(1) Objective: This systematic review summarizes current knowledges about maternal and neonatal outcomes following COVID-19 vaccination during pregnancy and breastfeeding. (2) Study design: PubMed, Cochrane Library, and the Education Resources Information Center (ERIC) were searched up to 27 October 2021. The primary outcome was to estimate how many pregnant and lactating women were reported to be vaccinated and had available maternal and neonatal outcomes. (3) Results: Forty-five studies sourcing data of 74,908 pregnant women and 5098 lactating women who received COVID-19 vaccination were considered as eligible. No major side-effects were reported, especially during the second and third trimester of pregnancy and during breastfeeding. Conversely, available studies revealed that infants received specific SARS-CoV-2 antibodies after maternal vaccination. (4) Conclusion: Vaccination against the SARS-CoV-2 virus should be recommended for pregnant women, after the pros and cons have been adequately explained.
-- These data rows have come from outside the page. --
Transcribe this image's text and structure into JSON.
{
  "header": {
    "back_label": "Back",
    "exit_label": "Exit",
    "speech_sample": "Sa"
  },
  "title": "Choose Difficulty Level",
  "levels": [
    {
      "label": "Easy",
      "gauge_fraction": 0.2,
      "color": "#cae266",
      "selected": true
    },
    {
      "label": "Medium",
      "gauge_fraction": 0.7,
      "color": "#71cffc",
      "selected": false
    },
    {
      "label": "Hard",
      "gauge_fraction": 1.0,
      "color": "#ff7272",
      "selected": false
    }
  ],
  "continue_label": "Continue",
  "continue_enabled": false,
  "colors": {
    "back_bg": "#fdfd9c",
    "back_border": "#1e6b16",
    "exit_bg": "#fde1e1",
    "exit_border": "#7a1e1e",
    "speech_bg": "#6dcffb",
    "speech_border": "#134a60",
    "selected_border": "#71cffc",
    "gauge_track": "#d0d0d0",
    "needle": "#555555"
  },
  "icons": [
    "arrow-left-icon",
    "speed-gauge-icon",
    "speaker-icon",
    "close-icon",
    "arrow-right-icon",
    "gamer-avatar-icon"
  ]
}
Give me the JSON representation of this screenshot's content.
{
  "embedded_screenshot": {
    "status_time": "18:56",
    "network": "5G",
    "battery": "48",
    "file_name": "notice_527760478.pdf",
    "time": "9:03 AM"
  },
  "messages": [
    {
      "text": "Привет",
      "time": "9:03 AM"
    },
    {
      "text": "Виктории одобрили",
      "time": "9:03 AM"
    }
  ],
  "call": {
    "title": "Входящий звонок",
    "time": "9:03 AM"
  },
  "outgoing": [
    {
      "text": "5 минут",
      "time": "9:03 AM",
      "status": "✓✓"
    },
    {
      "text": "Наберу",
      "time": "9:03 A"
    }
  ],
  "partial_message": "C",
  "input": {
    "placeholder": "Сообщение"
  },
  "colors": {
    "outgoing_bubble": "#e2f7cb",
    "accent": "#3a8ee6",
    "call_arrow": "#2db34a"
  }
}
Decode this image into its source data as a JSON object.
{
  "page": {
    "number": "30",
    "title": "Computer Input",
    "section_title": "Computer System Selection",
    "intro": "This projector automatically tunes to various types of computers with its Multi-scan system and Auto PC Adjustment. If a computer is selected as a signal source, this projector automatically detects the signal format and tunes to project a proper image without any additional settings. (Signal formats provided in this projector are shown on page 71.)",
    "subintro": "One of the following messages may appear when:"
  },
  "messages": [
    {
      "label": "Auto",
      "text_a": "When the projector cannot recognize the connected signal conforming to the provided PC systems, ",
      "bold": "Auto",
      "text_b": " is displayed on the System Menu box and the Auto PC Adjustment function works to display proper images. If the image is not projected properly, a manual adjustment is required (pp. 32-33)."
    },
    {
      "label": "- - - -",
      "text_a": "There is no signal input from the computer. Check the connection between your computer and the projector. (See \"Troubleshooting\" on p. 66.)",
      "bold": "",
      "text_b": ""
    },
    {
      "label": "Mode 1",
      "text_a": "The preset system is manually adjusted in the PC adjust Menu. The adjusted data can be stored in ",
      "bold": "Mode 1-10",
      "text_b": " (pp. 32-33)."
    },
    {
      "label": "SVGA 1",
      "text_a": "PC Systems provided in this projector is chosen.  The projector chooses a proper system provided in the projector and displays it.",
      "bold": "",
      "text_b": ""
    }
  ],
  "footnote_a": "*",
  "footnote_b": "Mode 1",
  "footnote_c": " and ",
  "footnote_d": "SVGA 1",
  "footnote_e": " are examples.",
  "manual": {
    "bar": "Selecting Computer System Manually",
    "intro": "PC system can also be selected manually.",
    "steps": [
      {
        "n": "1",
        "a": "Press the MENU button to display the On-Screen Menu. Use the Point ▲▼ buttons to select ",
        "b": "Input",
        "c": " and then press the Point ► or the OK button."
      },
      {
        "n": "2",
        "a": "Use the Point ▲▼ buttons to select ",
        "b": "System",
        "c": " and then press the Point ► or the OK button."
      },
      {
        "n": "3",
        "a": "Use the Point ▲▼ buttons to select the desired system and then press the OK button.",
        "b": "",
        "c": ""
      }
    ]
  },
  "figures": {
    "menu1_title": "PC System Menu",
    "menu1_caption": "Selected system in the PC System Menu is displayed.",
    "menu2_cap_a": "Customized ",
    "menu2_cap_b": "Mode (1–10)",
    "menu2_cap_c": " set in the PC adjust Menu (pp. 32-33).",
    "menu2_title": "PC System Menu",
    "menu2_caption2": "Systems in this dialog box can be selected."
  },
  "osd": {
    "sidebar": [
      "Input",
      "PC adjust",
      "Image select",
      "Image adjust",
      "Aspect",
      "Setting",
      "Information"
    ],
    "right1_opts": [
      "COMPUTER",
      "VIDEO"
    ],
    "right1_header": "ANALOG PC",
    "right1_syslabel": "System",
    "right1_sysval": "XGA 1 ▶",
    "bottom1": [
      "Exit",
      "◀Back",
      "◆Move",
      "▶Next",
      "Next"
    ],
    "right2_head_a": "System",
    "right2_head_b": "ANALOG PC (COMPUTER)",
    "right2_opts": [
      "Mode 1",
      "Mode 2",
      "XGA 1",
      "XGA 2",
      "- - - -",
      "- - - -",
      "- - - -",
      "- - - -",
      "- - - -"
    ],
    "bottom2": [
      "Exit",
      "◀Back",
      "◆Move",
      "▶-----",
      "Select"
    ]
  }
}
In particular, given the still limited evidence and considering that fever during the first months of gestation increases the possibility of congenital anomalies, they should be carefully counseled. The same considerations apply to breastfeeding women, also considering the immune responses that mRNA vaccines can generate in their human milk.

  • Pregnant women
  • Vaccine/vaccination
  • Efficacy/effectiveness
  • Safety
  • Administration
  • COVID-19